Reading this article you could suggest that I am wholly critical of Alcohol Anonymous. I think that would be an unfair assessment. I love AA and credit the program for saving my life and to a large degree, keeping me sober. Just as you cannot talk about Ovarian cancer without talking about women, you cannot talk about AA without considering how some people take exception with what might be seen as a religious overtone in the program of AA.

For many years Alcohol and drugs were my higher power. While getting drunk and loaded were the most important things in my life, I came to realize I was asleep on my life. I lived my life in fear and decisions were made for me. This wasn’t okay then and it’s certainly not okay now. As an extension of my evolving spirituality I have come to realize then when I focus on what isn’t working in my life my world feels really small, and when I focus on possibility I enliven my life, expand my outlook, and attract more good stuff my way.

I’m an atheist as when I honestly examined the historical, philosophical, and scientific evidence for and against the existence of a deity and came to a conclusion that for me, no such supernatural deity exists. When I came out as an atheist I wasn’t sure how the people in my life would react and I wasn’t certain I would be welcome in Alcoholics Anonymous. Both of these fears were unfounded. When I approached steps two and three with my last sponsor he simply asked me if I had a higher power that worked for me, and when I said that I did, he simply responded “I guess we’re done with those steps”.
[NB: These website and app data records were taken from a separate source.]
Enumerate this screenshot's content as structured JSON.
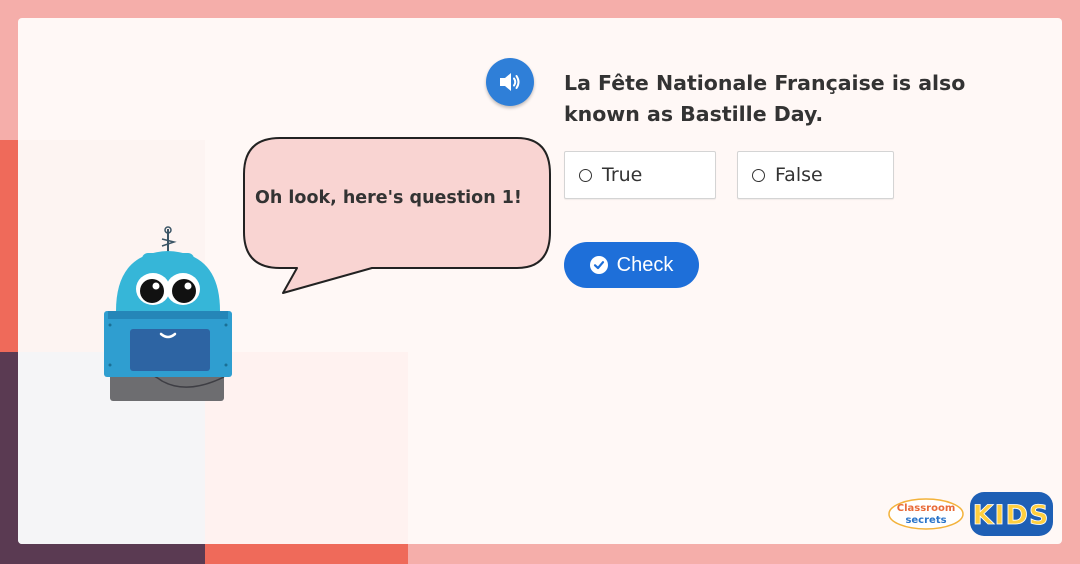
{
  "question": {
    "text": "La Fête Nationale Française is also known as Bastille Day.",
    "audio_icon": "speaker-icon"
  },
  "options": [
    {
      "label": "True",
      "selected": false
    },
    {
      "label": "False",
      "selected": false
    }
  ],
  "check_button": {
    "label": "Check",
    "icon": "check-circle-icon",
    "color": "#1e6fd9"
  },
  "speech_bubble": {
    "text": "Oh look, here's question 1!",
    "fill": "#f9d4d2"
  },
  "brand": {
    "classroom": "Classroom",
    "secrets": "secrets",
    "kids": "KIDS"
  },
  "colors": {
    "frame": "#f5aeaa",
    "card": "#fff8f6",
    "accent_red": "#ef6a5a",
    "accent_plum": "#5a3a52",
    "audio_button": "#2f7fd8"
  }
}
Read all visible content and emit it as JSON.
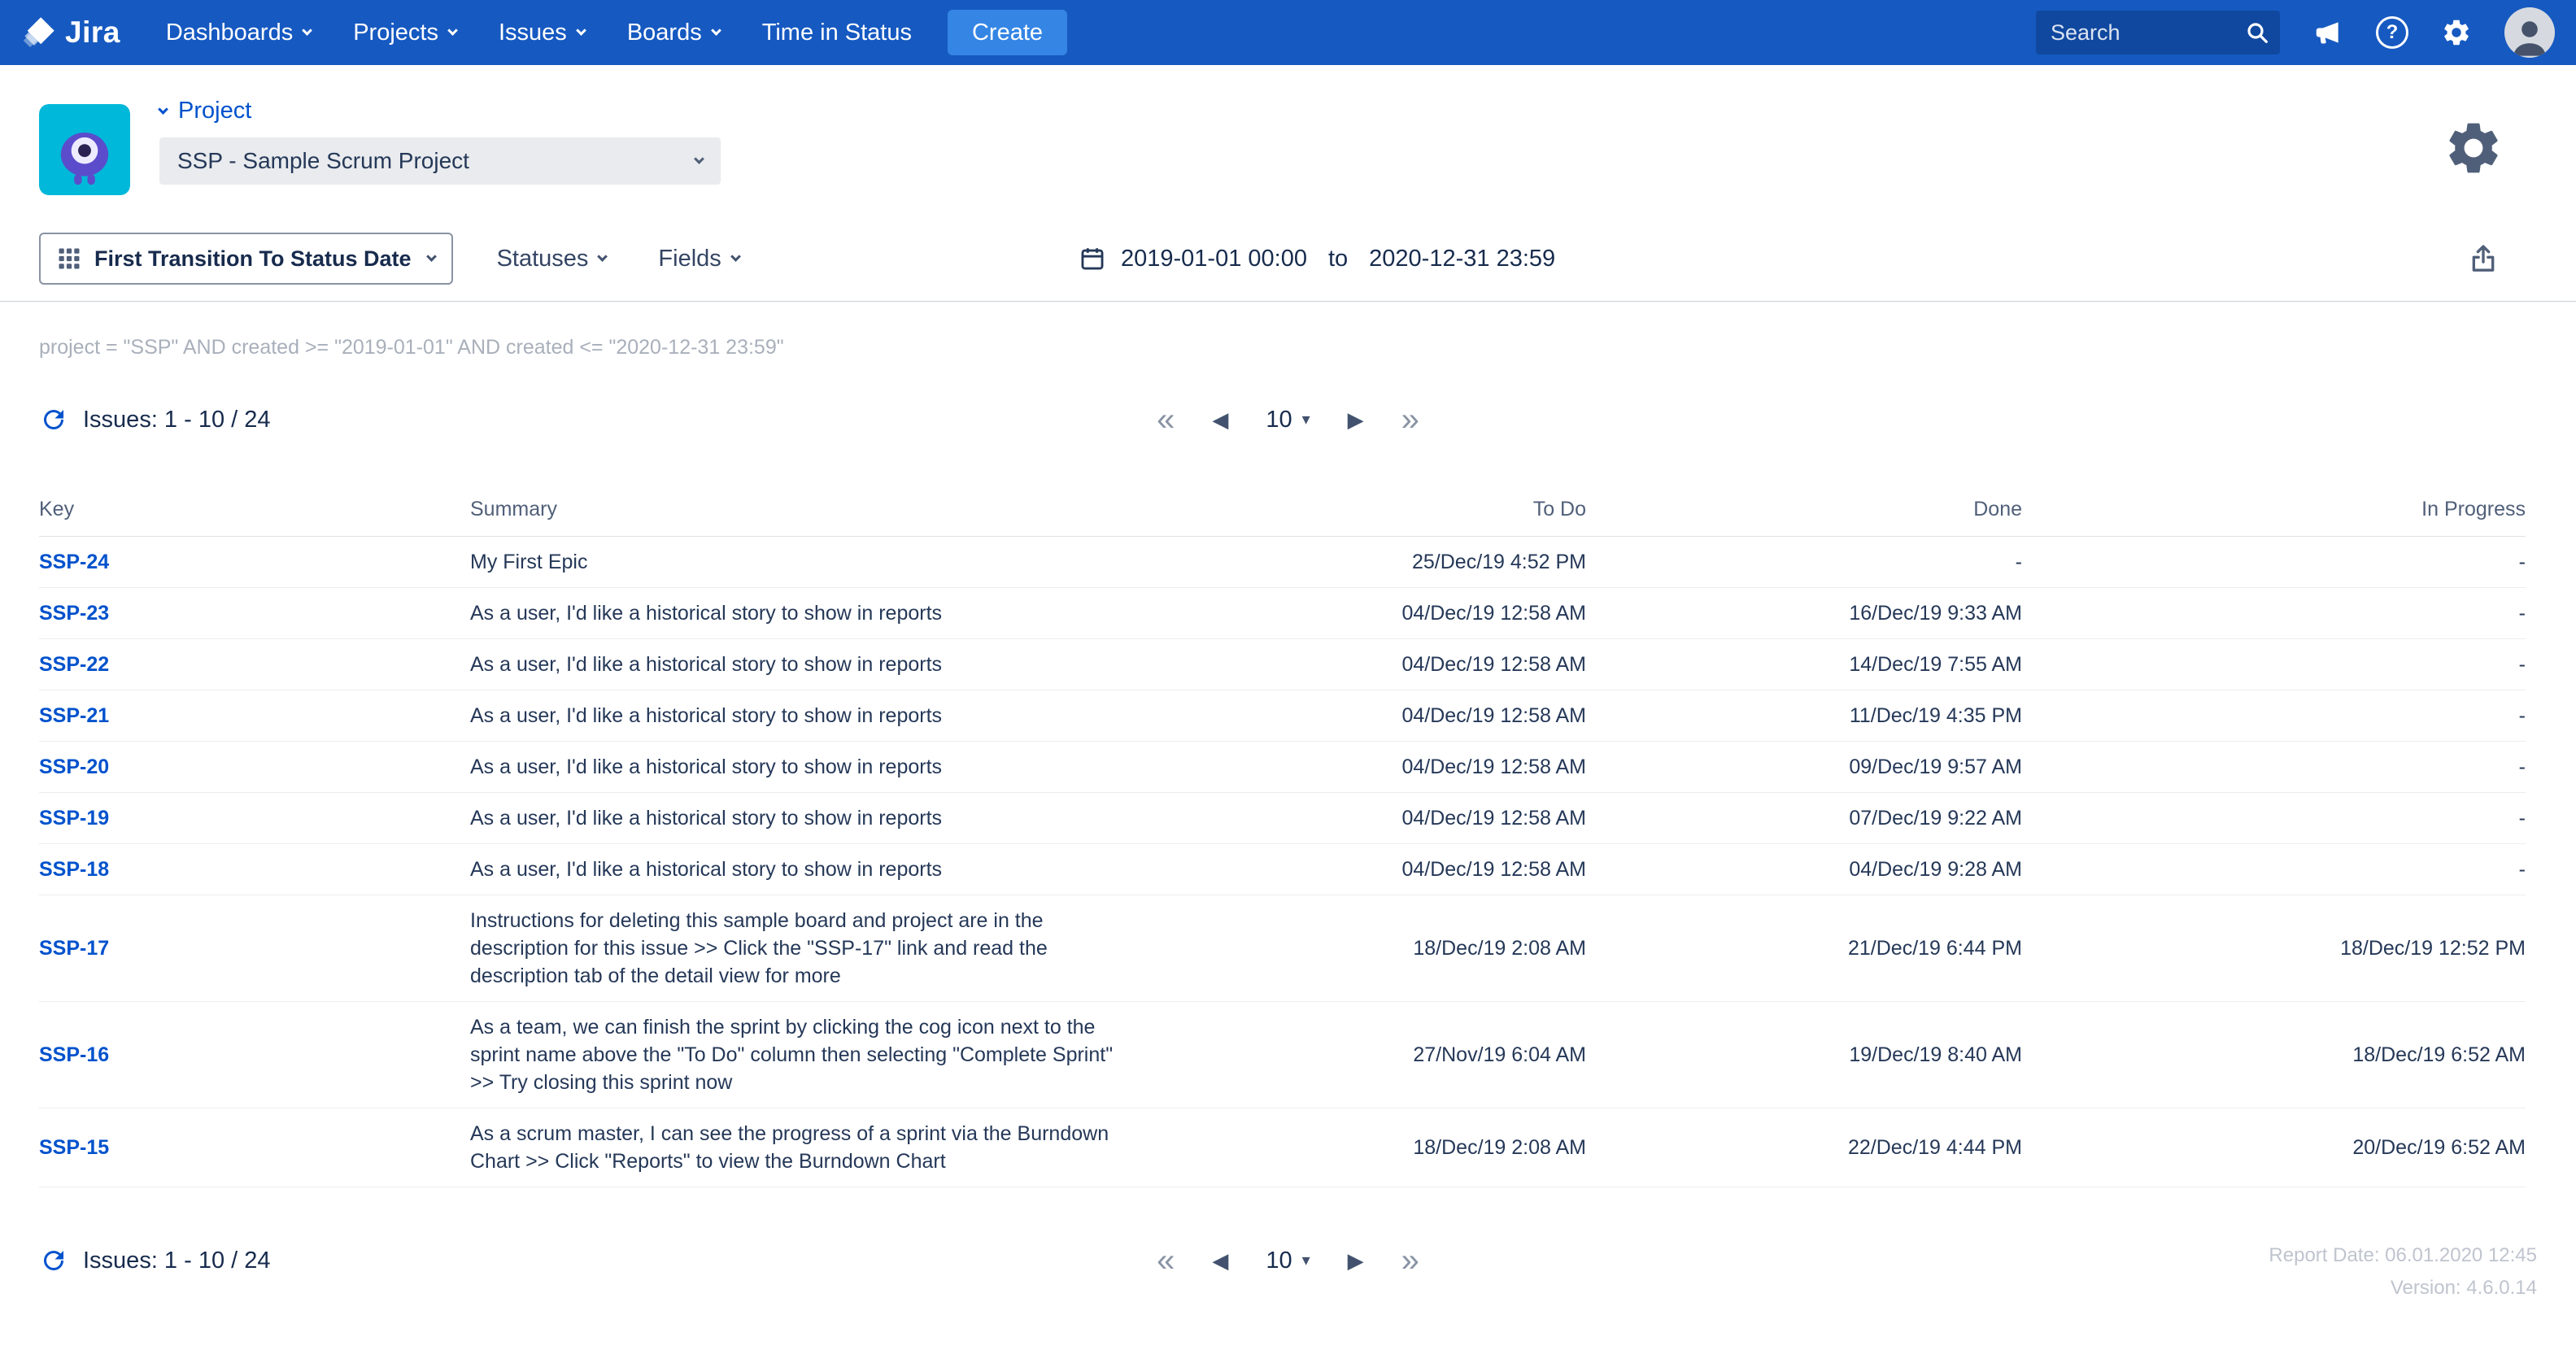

Much like Rabbi “L”, my sponsor and grandparents, I found almost universal acceptance when people find out I do not believe in God. With the exception of several people who were absolutely convinced I would relapse unless I found God, most people are interested in my story. They want to know how I’m able to stay sober without God in my life and I continue to receive feedback that people love the stories I tell about my grandparents, the lessons they taught me, and the skills I learned from them that have enabled me to remain sober.

If you’re like me and have found that you don’t believe in God, or you lost your faith and you’re wondering if it’s possible to stay sober, I want to invite you to realize that yes, absolutely. It’s possible to create your own definition of a higher power. It’s possible to stay sober as an Atheist, and it’s possible to find your way if you have a secular approach to recovery.

Whatever you do, good luck on your path.

Author's Bio: 

Todd Branston has been working in the field of addictions for over 32 years, within the inpatient and outpatient settings, as well as working in the Department of Corrections, the Director of Counseling for a large chemical dependency hospital, to where he's currently employed doing in-home chemical dependency engagement with (mostly) seniors. He is part of an experts forum on chemical dependency, and has a contract gig running the chemical dependency program for a long-term transitional program to support people to overcome homelessness. He currently runs a weekly podcast on addiction and mental health. His sense is that sobriety is a skill and that recovery looks different for everybody